Four research thrusts determine the current developments at INM: New materials for energy application, new concepts for medical surfaces, new surface materials for tribological applications and nano safety and nano bio. Research at INM is performed in three fields: Nanocomposite Technology, Interface Materials, and Bio Interfaces.

INM – Leibniz Institute for New Materials, situated in Saarbruecken, is an internationally leading centre for materials research. It is an institute of the Leibniz Association and has about 195 employees.

Weitere Informationen:

http://www.inm-gmbh.de/en/
http://www.leibniz-gemeinschaft.de/en/home/

Dr. Carola Jung | idw - Informationsdienst Wissenschaft

More articles from Materials Sciences:

nachricht New material could advance superconductivity
28.07.2016 | Carnegie Institution for Science

nachricht Dirty to drinkable
27.07.2016 | Washington University in St. Louis

All articles from Materials Sciences >>>

The most recent press releases about innovation >>>

Die letzten 5 Focus-News des innovations-reports im Überblick:

Im Focus: Self-assembling nano inks form conductive and transparent grids during imprint

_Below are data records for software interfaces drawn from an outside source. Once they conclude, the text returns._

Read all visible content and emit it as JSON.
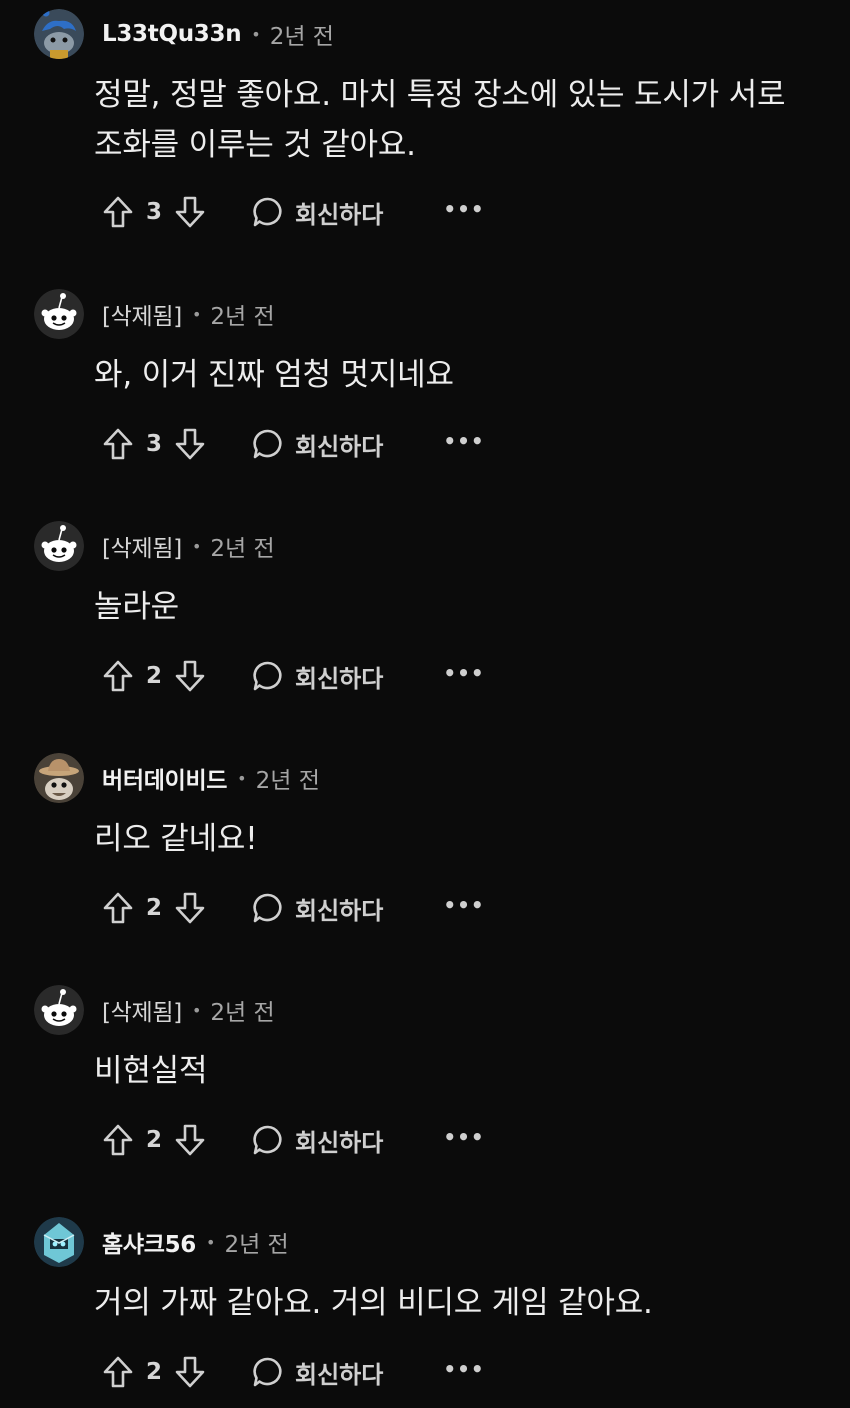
{
  "comments": [
    {
      "author": "L33tQu33n",
      "avatar": "snoo-blue-hair-avatar",
      "time": "2년 전",
      "body_lines": [
        "정말, 정말 좋아요. 마치 특정 장소에 있는 도시가 서로",
        "조화를 이루는 것 같아요."
      ],
      "score": "3",
      "reply_label": "회신하다",
      "more_label": "•••"
    },
    {
      "author": "[삭제됨]",
      "avatar": "default-snoo-avatar",
      "time": "2년 전",
      "body_lines": [
        "와, 이거 진짜 엄청 멋지네요"
      ],
      "score": "3",
      "reply_label": "회신하다",
      "more_label": "•••"
    },
    {
      "author": "[삭제됨]",
      "avatar": "default-snoo-avatar",
      "time": "2년 전",
      "body_lines": [
        "놀라운"
      ],
      "score": "2",
      "reply_label": "회신하다",
      "more_label": "•••"
    },
    {
      "author": "버터데이비드",
      "avatar": "snoo-cowboy-hat-avatar",
      "time": "2년 전",
      "body_lines": [
        "리오 같네요!"
      ],
      "score": "2",
      "reply_label": "회신하다",
      "more_label": "•••"
    },
    {
      "author": "[삭제됨]",
      "avatar": "default-snoo-avatar",
      "time": "2년 전",
      "body_lines": [
        "비현실적"
      ],
      "score": "2",
      "reply_label": "회신하다",
      "more_label": "•••"
    },
    {
      "author": "홈샤크56",
      "avatar": "snoo-robot-helmet-avatar",
      "time": "2년 전",
      "body_lines": [
        "거의 가짜 같아요. 거의 비디오 게임 같아요."
      ],
      "score": "2",
      "reply_label": "회신하다",
      "more_label": "•••"
    }
  ],
  "separator": "•",
  "colors": {
    "background": "#0b0b0b",
    "text": "#ededed",
    "muted": "#a6a6a6"
  }
}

Transparent electronics devices are present in today’s thin film displays, solar cells, and touchscreens. The future will bring flexible versions of such devices. Their production requires printable materials that are transparent and remain highly conductive even when deformed. Researchers at INM – Leibniz Institute for New Materials have combined a new self-assembling nano ink with an imprint process to create flexible conductive grids with a resolution below one micrometer.

To print the grids, an ink of gold nanowires is applied to a substrate. A structured stamp is pressed on the substrate and forces the ink into a pattern. “The...

Im Focus: The Glowing Brain

A new Fraunhofer MEVIS method conveys medical interrelationships quickly and intuitively with innovative visualization technology

On the monitor, a brain spins slowly and can be examined from every angle. Suddenly, some sections start glowing, first on the side and then the entire back of...

Im Focus: Newly discovered material property may lead to high temp superconductivity

Researchers at the U.S. Department of Energy's (DOE) Ames Laboratory have discovered an unusual property of purple bronze that may point to new ways to achieve high temperature superconductivity.

While studying purple bronze, a molybdenum oxide, researchers discovered an unconventional charge density wave on its surface.

Im Focus: Mapping electromagnetic waveforms

Munich Physicists have developed a novel electron microscope that can visualize electromagnetic fields oscillating at frequencies of billions of cycles per second.

Temporally varying electromagnetic fields are the driving force behind the whole of electronics. Their polarities can change at mind-bogglingly fast rates, and...

Im Focus: Continental tug-of-war - until the rope snaps

Breakup of continents with two speed: Continents initially stretch very slowly along the future splitting zone, but then move apart very quickly before the onset of rupture. The final speed can be up to 20 times faster than in the first, slow extension phase.phases

Present-day continents were shaped hundreds of millions of years ago as the supercontinent Pangaea broke apart. Derived from Pangaea’s main fragments Gondwana...

All Focus news of the innovation-report >>>

Anzeige

Anzeige

Event News

GROWING IN CITIES - Interdisciplinary Perspectives on Urban Gardening

15.07.2016 | Event News

SIGGRAPH2016 Computer Graphics Interactive Techniques, 24-28 July, Anaheim, California

15.07.2016 | Event News

Partner countries of FAIR accelerator meet in Darmstadt and approve developments

11.07.2016 | Event News

 
Latest News

World first demo of labyrinth magnetic-domain-optical Q-switched laser

28.07.2016 | Information Technology

New material could advance superconductivity

28.07.2016 | Materials Sciences

CO2 can be stored underground for 10 times the length needed to avoid climatic impact

28.07.2016 | Earth Sciences

VideoLinks
B2B-VideoLinks
More VideoLinks >>>